Thu, 7 Sep 2000 07:40:00 -0400
At 04.48 +0200 2000-09-07, Pierre MacKay wrote:
>You asked about why Xdvi would show different results from
>dvips. The reason is that Xdvi does not send the dvi through
>a PostScript translation, and only a PostScript translation
>makes use of "virtual Font" techniques.
That last claim simply isn't true. Virtual fonts are a way of substituting
a sequence of DVI commands for a simple SETCHAR command and have nothing to
do with postscript as such.

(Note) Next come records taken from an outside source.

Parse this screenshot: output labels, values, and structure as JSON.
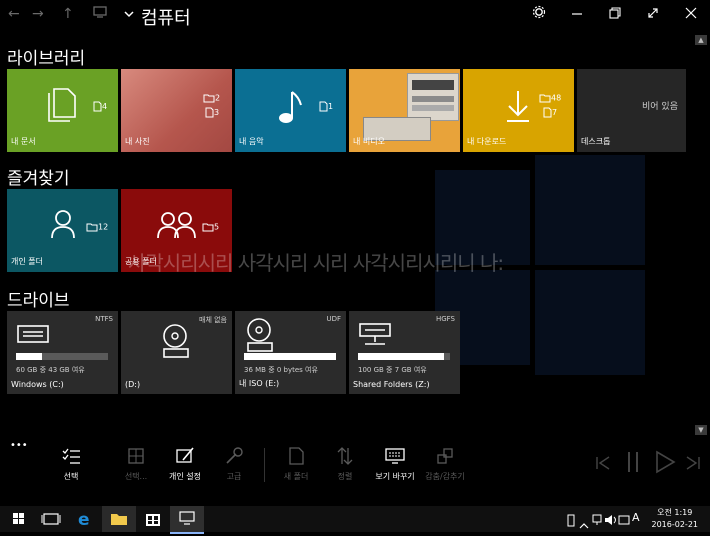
{
  "window": {
    "title": "컴퓨터",
    "nav": {
      "back": "←",
      "forward": "→",
      "up": "↑"
    }
  },
  "sections": {
    "libraries": "라이브러리",
    "favorites": "즐겨찾기",
    "drives": "드라이브"
  },
  "libraries": [
    {
      "label": "내 문서",
      "folders": "",
      "files": "4",
      "color": "#6aa125"
    },
    {
      "label": "내 사진",
      "folders": "2",
      "files": "3",
      "color": "#c8685e"
    },
    {
      "label": "내 음악",
      "folders": "",
      "files": "1",
      "color": "#0b6f93"
    },
    {
      "label": "내 비디오",
      "folders": "",
      "files": "",
      "color": "#e8a33a"
    },
    {
      "label": "내 다운로드",
      "folders": "48",
      "files": "7",
      "color": "#d8a400"
    },
    {
      "label": "데스크톱",
      "status": "비어 있음",
      "color": "#262626"
    }
  ],
  "favorites": [
    {
      "label": "개인 폴더",
      "folders": "12",
      "color": "#0c5763"
    },
    {
      "label": "공용 폴더",
      "folders": "5",
      "color": "#8a0b0b"
    }
  ],
  "overlay_text": "사각시리시리 사각시리 시리 사각시리시리니 나:",
  "drives": [
    {
      "name": "Windows (C:)",
      "fs": "NTFS",
      "info": "60 GB 중 43 GB 여유",
      "used_fraction": 0.28
    },
    {
      "name": "(D:)",
      "fs": "매체 없음",
      "info": ""
    },
    {
      "name": "내 ISO (E:)",
      "fs": "UDF",
      "info": "36 MB 중 0 bytes 여유",
      "used_fraction": 1.0
    },
    {
      "name": "Shared Folders (Z:)",
      "fs": "HGFS",
      "info": "100 GB 중 7 GB 여유",
      "used_fraction": 0.93
    }
  ],
  "appbar": {
    "more": "•••",
    "select": "선택",
    "select_all": "선택...",
    "personalize": "개인 설정",
    "advanced": "고급",
    "new_folder": "새 폴더",
    "sort": "정렬",
    "view": "보기 바꾸기",
    "hide": "감춤/감추기"
  },
  "taskbar": {
    "time": "오전 1:19",
    "date": "2016-02-21",
    "ime": "A"
  }
}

One can design a DVI driver to understand
virtual fonts no matter what its target is, and current DVI drivers
(regardless of their target) generally do.
I also find your claims about `fi' and `fl' being in encoding positions 256
and 257 rather remarkable, as postscript encoding vectors should only have
entries from 0 to 255 (except for base font for composite fonts, the manual
says, but I doubt that is what the case here). Not that there would be much
point in adding extra entries either, as postscript characters can only
have codes in the range 0--255. Could it perhaps be the case that you're
used to looking at fonts using Fontographer (or some similar program)? I've
noticed that it shows unencoded glyphs as having codes 256--, but that
isn't what really happens in the font.
VPtoVF shouldn't like character codes above 255 either (although I haven't
checked this); in any case the TFM format only accepts 8 bit character